Continuing an education can be the right choice. Just make sure that when you throw your hands up in the air and say you’re going back to school, you are doing it for the right reasons, and with some specific goals. And give some added thought to whether you could get a job right now with the education and skills you possess, if you presented them in a way that makes it easy for employers to see how you’d contribute.
Education is always a wise choice, but the school of preparedness is never out for summer.


Having a top-notch resume is just a part of marketing your skills and yourself to employers.
In this day and age of technology, go one step further and create a personal website, centered around your skills and work experience.
Your personal marketing website will accent your skills, further entice employers and help close the deal for employment.

Digital Resume

If you only have hardcopies of your resume for mailing, there is a problem.
In this day and age, a digital resume is necessary. Not only is it easier to change and update, but there are job listings out there that ask for it to be attached when filling out other information online.
A hardcopy of your resume is good to have on hand for an interview, but one that can be sent off in the blink of an eye is imperative.


When you use a hashtag (#) before a word on a Twitter posting, it helps others find that topic.
Use hashtags to help in your job search, to see how and where others are discussing a certain topic.
You will quickly see the keywords most people are following (you can check that at These are the keywords that will let you connect with more people.
If you use them, you can build a larger network more quickly on Twitter, and you network will be composed of people with interests closely aligned to yours.

Know Your Audience

Don’t make the mistake of sending the same blanket résumé to every job posting you discover. Do some legwork.
Find out a little bit about the company beforehand and what they may be looking for in an employee. Sometimes you can get a job description.
If not, find out as much as you can about the position and market your skills accordingly. One way to do that is to check out what’s required for similar positions in other companies.
Sending out the same résumé to everyone may fall flat because, although you have the skills companies are looking for, they might not jump off the page in a general resume.

Tuesday, November 9, 2010

The Turnaround

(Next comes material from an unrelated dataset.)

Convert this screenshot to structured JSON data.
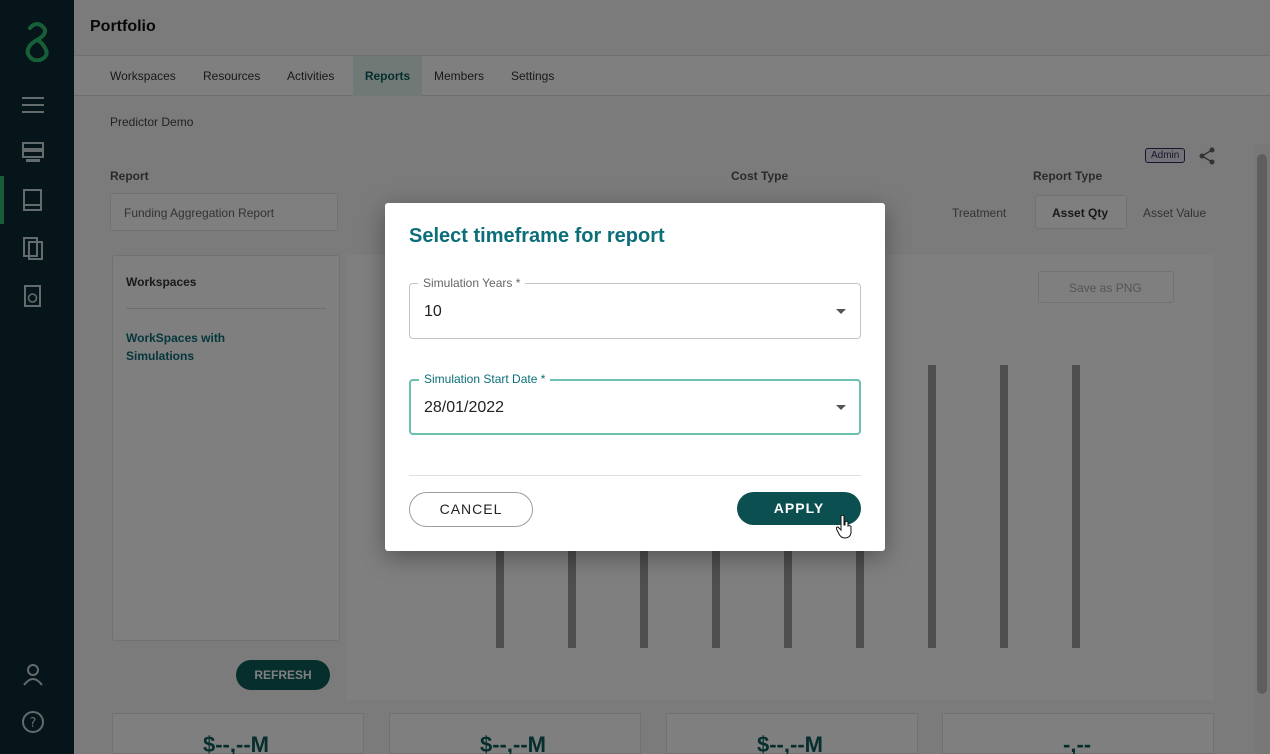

When asked in an interview what your weaknesses are, take the opportunity to turn what could be a negative topic into a positive.
If you know you are a perfectionist, convey that by saying you are too hard on yourself sometimes because you always feel like no matter how a good a project is, it could always be better.
Always take this opportunity in an interview to reinforce your strengths, rather than actually displaying any weaknesses.

The Spots

It’s true a lot of networking can be done over the Internet these days, but don’t forget the good old-fashioned way of meeting in person at a popular hangout.
If you know the social clubs and watering holes where others from your industry relax, make it a point to stop by from time to time. It can’t hurt to get your name and face out there, so if someone does know of an opening in the future with a company, they’ll think of you.
Stopping by a nice lounge or club for a cocktail could turnout to be the first step into a future job, so cheers!

Blog It Out

If you have something to say that can offer insight into your line of work, consider blogging about it.
Blogging can pertain to any daily thought or feeling, but  has also become a very real amenity businesses are utilizing these days.
Joining the business blog world will allow you to share your insights and market yourself while looking for work.
A good business blog will give deeper meaning into what you have to offer your career field and show possible future employers that you are the person they want add to their company.